Publisher: Cambridge University Press
Print Publication Year: 2002
Online Publication Date:December 2009
Chapter DOI: http://dx.doi.org/10.1017/CBO9780511535161.007
In 1926, Schrödinger  recognized that the variational theory of elliptical differential equations with fixed boundary conditions could produce a discrete eigenvalue spectrum in agreement with the energy levels of Bohr's model of the hydrogen atom. This conceptually startling amalgam of classical ideas of particle and field turned out to be correct. Within a few years, the new wave mechanics almost completely replaced the ad hoc quantization of classical mechanics that characterized the “old” quantum theory initiated by Bohr. Although the matrix mechanics of Heisenberg was soon shown to be logically equivalent, the variational wave theory became the standard basis of methodology in the physics of electrons.
The nonrelativistic Schrödinger theory is readily extended to systems of N interacting electrons.
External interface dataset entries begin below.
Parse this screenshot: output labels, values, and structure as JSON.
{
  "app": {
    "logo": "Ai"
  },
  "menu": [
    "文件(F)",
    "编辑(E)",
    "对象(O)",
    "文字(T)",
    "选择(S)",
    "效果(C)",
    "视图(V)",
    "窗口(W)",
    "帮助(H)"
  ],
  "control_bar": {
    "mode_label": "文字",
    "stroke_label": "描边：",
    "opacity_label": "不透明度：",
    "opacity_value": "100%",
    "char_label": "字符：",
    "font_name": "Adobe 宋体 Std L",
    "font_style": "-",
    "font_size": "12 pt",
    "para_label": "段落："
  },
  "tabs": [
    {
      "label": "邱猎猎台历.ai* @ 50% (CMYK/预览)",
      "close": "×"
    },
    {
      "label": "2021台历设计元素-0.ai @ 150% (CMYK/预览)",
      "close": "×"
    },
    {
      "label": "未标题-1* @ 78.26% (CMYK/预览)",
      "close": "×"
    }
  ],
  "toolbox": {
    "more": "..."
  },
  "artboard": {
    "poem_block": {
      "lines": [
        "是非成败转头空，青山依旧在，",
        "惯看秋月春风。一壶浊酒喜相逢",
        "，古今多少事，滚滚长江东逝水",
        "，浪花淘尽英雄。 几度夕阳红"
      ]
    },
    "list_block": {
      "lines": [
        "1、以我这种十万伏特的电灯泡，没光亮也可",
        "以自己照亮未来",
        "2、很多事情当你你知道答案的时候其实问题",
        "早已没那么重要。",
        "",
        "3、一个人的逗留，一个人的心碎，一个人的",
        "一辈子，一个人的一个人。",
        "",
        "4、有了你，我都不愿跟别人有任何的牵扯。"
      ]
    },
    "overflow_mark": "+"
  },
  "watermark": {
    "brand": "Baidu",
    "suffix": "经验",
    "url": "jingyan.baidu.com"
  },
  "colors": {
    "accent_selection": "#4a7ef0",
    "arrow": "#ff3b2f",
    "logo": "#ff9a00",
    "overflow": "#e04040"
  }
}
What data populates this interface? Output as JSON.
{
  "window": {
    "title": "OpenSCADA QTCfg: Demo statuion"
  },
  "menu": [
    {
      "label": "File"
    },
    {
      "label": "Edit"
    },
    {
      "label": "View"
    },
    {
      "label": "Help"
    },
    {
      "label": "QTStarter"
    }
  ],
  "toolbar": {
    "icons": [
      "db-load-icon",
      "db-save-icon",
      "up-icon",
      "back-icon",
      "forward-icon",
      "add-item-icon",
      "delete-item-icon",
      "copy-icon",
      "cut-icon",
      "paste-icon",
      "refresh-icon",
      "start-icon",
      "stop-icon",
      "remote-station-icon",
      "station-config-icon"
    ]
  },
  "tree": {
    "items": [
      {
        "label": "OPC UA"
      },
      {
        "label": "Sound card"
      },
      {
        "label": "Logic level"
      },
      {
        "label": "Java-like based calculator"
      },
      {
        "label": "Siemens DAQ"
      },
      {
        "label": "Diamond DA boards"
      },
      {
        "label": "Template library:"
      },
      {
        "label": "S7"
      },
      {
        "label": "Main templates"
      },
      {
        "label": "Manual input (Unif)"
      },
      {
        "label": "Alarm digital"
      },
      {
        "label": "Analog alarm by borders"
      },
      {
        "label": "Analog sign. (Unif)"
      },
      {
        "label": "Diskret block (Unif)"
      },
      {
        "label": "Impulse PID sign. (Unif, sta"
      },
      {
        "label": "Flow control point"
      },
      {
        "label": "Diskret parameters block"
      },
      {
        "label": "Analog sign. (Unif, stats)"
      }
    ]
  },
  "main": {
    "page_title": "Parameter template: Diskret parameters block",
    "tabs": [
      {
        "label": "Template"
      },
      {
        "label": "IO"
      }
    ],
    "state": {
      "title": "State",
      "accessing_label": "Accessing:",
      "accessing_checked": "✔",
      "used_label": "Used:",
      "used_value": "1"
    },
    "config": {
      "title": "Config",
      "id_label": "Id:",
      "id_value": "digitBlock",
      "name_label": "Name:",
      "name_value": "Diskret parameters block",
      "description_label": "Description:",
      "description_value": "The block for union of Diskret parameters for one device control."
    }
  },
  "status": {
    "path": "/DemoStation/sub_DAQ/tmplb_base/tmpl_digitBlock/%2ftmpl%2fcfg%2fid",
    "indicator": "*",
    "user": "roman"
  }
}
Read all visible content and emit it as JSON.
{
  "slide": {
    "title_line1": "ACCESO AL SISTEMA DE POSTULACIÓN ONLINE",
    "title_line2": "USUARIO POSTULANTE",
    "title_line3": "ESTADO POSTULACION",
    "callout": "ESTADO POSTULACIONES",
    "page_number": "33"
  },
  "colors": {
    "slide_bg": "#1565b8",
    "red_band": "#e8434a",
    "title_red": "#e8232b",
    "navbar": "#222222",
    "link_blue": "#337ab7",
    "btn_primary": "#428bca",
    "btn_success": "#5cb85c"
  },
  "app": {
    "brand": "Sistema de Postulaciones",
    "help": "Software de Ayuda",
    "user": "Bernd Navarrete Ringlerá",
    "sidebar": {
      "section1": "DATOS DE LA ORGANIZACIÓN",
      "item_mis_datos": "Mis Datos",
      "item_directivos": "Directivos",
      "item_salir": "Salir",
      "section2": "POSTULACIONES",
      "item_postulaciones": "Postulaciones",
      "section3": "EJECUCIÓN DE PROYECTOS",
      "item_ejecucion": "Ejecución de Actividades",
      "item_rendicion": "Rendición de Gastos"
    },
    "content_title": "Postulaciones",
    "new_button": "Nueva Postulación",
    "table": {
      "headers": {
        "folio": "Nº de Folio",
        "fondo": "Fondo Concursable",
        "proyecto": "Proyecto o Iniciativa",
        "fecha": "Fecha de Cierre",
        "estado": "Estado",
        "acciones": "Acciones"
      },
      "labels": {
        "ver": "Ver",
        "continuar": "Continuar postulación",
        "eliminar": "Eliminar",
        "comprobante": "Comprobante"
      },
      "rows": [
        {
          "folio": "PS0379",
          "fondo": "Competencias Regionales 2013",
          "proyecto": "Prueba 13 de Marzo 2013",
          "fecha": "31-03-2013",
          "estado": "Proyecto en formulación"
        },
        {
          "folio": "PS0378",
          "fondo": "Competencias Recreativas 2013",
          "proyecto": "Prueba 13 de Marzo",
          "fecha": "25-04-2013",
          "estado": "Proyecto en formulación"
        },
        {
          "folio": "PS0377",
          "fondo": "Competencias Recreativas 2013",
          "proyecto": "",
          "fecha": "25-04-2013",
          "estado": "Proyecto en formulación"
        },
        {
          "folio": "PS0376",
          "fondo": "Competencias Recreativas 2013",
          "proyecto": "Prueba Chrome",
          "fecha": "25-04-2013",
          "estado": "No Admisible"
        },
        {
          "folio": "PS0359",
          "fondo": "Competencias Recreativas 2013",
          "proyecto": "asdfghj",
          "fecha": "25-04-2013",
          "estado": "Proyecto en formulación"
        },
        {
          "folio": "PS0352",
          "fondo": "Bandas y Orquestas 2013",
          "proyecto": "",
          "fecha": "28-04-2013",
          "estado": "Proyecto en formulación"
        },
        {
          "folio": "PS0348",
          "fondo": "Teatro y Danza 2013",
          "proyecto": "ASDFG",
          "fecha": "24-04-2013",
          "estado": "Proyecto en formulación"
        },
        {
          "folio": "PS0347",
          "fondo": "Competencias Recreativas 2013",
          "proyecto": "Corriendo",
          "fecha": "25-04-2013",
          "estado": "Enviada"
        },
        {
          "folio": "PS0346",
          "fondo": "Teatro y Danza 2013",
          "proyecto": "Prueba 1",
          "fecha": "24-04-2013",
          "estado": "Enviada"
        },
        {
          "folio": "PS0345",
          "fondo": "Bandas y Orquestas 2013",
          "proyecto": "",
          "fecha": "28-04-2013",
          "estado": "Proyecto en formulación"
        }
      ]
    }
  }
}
The variational theory of finite N-electron systems (atoms and molecules) is presented here. In this context, several important theorems that follow from the variational formalism are also derived.